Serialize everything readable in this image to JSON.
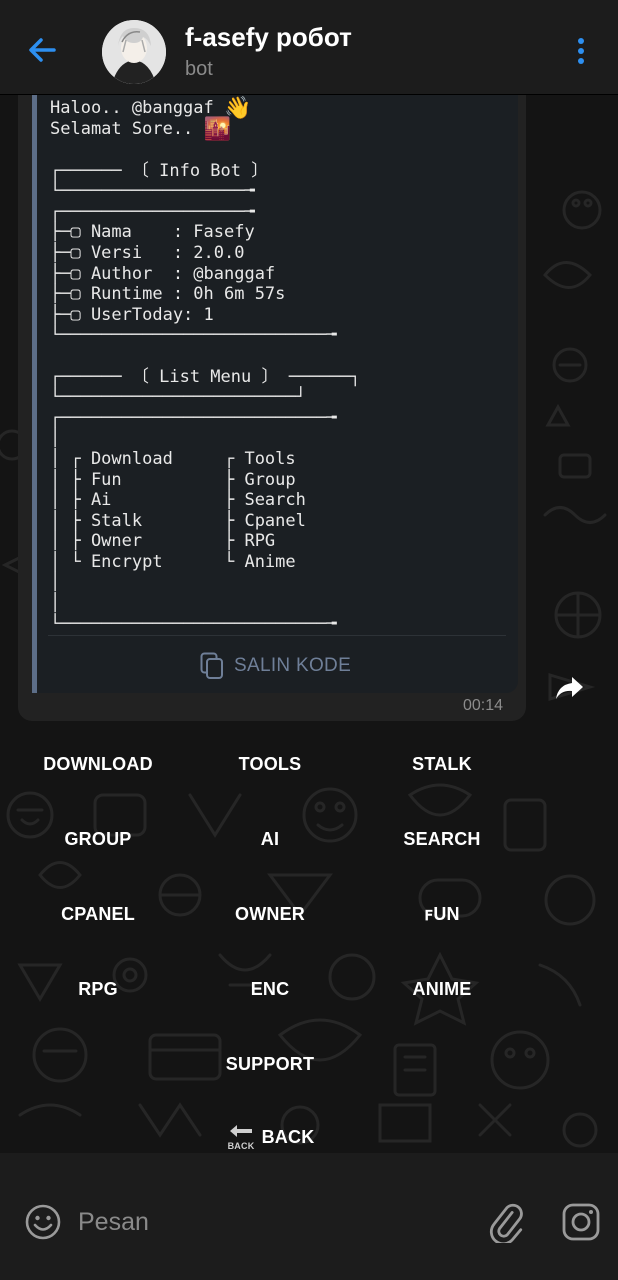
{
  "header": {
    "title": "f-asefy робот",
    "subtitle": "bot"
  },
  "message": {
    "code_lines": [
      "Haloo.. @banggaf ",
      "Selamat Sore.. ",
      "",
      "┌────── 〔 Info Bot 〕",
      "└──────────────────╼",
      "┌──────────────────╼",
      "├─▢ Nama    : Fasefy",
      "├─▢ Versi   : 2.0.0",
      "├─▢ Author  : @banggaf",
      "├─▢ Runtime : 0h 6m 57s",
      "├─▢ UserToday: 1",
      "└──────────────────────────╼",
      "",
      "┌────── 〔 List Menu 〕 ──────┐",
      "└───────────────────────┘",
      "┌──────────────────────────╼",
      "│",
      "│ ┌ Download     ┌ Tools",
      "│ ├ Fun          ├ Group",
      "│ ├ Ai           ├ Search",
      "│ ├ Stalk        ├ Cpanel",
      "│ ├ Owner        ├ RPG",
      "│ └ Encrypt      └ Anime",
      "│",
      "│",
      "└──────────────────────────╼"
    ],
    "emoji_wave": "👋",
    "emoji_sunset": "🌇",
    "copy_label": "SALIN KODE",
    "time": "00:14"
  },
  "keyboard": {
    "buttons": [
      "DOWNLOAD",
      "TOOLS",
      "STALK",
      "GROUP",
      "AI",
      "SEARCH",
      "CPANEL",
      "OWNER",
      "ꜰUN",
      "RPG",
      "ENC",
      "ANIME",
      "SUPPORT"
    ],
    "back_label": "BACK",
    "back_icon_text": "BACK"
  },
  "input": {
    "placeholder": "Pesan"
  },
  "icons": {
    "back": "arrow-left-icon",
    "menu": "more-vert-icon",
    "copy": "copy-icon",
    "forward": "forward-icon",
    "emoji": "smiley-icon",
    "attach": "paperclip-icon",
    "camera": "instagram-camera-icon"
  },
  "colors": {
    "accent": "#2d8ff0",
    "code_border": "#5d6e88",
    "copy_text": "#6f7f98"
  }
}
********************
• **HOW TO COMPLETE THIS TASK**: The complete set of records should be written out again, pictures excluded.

• **SOLUTION TO THE PROBLEM**:
Serialize everything readable in this image to JSON.
{
  "header": {
    "title": "f-asefy робот",
    "subtitle": "bot"
  },
  "message": {
    "code_lines": [
      "Haloo.. @banggaf ",
      "Selamat Sore.. ",
      "",
      "┌────── 〔 Info Bot 〕",
      "└──────────────────╼",
      "┌──────────────────╼",
      "├─▢ Nama    : Fasefy",
      "├─▢ Versi   : 2.0.0",
      "├─▢ Author  : @banggaf",
      "├─▢ Runtime : 0h 6m 57s",
      "├─▢ UserToday: 1",
      "└──────────────────────────╼",
      "",
      "┌────── 〔 List Menu 〕 ──────┐",
      "└───────────────────────┘",
      "┌──────────────────────────╼",
      "│",
      "│ ┌ Download     ┌ Tools",
      "│ ├ Fun          ├ Group",
      "│ ├ Ai           ├ Search",
      "│ ├ Stalk        ├ Cpanel",
      "│ ├ Owner        ├ RPG",
      "│ └ Encrypt      └ Anime",
      "│",
      "│",
      "└──────────────────────────╼"
    ],
    "emoji_wave": "👋",
    "emoji_sunset": "🌇",
    "copy_label": "SALIN KODE",
    "time": "00:14"
  },
  "keyboard": {
    "buttons": [
      "DOWNLOAD",
      "TOOLS",
      "STALK",
      "GROUP",
      "AI",
      "SEARCH",
      "CPANEL",
      "OWNER",
      "ꜰUN",
      "RPG",
      "ENC",
      "ANIME",
      "SUPPORT"
    ],
    "back_label": "BACK",
    "back_icon_text": "BACK"
  },
  "input": {
    "placeholder": "Pesan"
  },
  "icons": {
    "back": "arrow-left-icon",
    "menu": "more-vert-icon",
    "copy": "copy-icon",
    "forward": "forward-icon",
    "emoji": "smiley-icon",
    "attach": "paperclip-icon",
    "camera": "instagram-camera-icon"
  },
  "colors": {
    "accent": "#2d8ff0",
    "code_border": "#5d6e88",
    "copy_text": "#6f7f98"
  }
}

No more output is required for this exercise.